Background: Subspecialty expertise is often lacking in clinical environments in low-resource settings. As a result, medically complicated patients can receive suboptimal care, local clinicians can feel inadequately supported, and global health engagements can be difficult for medical trainees accustomed to more expert supervision at their home institutions.
Objective: We created WhatsApp Messenger discussion groups to connect subspecialists at the University of California, Los Angeles (UCLA) David Geffen School of Medicine with clinicians and rotating global health residents at Partners in Hope (PIH) Medical Center in Lilongwe, Malawi.
Methods: Case submitters and subspecialist respondents were surveyed about their experience in the discussion groups.
Findings: Over a three-year period, 95 cases were discussed in ten subspecialty groups, with dermatology and radiology/pulmonology receiving the most submissions. Participants were surveyed and reported excellent educational outcomes; large majorities of both case submitters (89%) and experts (71%) agreed or strongly agreed that the case discussions improved their medical education. The surveys also suggested positive impact on medical management decisions and patient outcomes. The major challenge to our intervention was low utilization of this resource by Malawian clinicians in comparison to medical residents. We hope to further address the barriers to participation and adapt the intervention to better support our Malawian colleagues.

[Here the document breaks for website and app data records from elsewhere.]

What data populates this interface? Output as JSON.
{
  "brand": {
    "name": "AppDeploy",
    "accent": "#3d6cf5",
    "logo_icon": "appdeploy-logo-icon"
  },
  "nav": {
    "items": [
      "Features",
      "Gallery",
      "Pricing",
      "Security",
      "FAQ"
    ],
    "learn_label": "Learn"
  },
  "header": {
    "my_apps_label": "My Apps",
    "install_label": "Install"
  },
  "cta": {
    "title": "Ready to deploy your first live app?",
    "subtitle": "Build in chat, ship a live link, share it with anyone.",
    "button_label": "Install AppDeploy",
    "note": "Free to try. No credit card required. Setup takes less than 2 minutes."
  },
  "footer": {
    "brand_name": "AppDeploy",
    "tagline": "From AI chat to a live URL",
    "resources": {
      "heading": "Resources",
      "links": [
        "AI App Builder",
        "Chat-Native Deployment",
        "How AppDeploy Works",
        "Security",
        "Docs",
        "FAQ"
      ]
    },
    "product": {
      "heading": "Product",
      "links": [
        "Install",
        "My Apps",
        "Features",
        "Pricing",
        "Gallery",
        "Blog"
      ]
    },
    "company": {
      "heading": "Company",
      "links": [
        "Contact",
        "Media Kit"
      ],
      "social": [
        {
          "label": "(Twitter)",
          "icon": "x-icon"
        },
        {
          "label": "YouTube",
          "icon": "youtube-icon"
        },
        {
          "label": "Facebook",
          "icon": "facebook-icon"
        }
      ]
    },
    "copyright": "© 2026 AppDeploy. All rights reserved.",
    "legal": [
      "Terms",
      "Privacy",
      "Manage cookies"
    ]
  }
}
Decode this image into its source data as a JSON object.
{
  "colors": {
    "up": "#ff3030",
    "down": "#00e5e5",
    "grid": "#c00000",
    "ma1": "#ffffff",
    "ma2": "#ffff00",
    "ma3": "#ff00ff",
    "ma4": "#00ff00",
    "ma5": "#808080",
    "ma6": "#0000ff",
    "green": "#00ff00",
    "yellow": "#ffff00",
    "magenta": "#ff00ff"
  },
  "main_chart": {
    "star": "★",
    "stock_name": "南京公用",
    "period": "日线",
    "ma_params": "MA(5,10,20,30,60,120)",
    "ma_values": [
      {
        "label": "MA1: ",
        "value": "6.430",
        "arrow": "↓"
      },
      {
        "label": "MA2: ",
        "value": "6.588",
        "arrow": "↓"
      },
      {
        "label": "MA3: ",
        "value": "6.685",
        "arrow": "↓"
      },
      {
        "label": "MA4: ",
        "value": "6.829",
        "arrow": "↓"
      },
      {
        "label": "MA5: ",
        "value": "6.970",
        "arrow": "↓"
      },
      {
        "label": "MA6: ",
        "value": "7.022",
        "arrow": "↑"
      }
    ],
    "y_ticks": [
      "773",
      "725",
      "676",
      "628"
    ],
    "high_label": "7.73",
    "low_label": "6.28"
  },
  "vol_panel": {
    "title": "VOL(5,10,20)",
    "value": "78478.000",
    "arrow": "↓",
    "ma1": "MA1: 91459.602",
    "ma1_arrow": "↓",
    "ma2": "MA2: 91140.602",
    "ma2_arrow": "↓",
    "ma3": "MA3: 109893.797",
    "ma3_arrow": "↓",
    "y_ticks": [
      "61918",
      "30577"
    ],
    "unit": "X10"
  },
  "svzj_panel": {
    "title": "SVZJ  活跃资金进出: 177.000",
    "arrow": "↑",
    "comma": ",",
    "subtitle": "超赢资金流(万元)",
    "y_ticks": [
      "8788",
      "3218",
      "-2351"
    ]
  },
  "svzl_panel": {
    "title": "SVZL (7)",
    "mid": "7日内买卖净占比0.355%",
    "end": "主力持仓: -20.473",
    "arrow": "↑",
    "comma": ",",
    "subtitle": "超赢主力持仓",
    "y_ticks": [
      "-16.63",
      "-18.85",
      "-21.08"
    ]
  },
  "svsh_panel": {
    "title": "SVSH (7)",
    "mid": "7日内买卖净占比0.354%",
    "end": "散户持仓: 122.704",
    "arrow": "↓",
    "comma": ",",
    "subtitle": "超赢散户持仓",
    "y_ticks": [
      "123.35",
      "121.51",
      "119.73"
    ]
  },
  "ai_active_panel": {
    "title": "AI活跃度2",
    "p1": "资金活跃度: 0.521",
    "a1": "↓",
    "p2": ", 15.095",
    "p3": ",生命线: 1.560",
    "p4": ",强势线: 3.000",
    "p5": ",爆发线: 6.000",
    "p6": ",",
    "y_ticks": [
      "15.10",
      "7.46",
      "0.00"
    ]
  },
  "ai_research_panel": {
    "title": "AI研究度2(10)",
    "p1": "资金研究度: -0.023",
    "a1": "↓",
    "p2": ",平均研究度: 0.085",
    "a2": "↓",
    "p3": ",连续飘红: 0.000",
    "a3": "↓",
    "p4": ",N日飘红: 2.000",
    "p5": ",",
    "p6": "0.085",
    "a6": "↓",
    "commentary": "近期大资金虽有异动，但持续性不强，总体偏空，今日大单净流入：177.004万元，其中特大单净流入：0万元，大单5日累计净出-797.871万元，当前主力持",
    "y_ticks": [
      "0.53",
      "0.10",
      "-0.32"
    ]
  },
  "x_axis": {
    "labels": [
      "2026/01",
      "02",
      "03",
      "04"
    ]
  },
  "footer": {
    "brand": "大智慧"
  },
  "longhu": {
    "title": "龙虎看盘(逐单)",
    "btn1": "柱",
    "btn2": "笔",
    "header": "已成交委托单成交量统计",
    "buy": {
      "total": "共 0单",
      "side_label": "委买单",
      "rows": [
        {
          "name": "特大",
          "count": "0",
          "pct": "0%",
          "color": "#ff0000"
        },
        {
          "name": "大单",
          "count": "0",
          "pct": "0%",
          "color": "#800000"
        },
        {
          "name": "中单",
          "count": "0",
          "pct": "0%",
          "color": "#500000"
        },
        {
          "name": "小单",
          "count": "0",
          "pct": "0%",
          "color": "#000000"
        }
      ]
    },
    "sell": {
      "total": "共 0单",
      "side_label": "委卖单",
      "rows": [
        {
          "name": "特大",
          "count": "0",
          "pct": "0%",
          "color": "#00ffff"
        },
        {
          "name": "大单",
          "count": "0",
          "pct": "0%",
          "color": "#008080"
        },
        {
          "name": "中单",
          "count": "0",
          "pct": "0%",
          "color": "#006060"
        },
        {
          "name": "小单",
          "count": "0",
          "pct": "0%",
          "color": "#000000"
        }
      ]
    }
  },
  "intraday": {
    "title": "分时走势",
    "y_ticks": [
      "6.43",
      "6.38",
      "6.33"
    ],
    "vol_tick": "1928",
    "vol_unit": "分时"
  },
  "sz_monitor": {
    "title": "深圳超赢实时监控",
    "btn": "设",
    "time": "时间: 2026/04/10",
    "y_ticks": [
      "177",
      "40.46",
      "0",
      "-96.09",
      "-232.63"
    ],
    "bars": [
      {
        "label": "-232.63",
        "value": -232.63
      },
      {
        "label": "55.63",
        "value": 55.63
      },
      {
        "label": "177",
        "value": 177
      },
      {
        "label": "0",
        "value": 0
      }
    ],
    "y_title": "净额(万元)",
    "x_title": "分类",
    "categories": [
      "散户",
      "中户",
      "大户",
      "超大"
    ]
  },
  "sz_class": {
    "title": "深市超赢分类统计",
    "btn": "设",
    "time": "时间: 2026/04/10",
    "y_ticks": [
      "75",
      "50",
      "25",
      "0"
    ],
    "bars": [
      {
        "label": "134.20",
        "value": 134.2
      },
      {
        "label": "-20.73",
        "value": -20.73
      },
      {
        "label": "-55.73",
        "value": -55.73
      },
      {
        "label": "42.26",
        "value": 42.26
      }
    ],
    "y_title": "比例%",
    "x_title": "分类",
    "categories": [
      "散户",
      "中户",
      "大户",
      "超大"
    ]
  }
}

Conclusion: Because the discussion groups are free to create and require very little maintenance, this intervention can be easily replicated at other institutions looking to augment their global health educational engagements and support their clinical partners abroad.
Copyright: © 2021 The Author(s).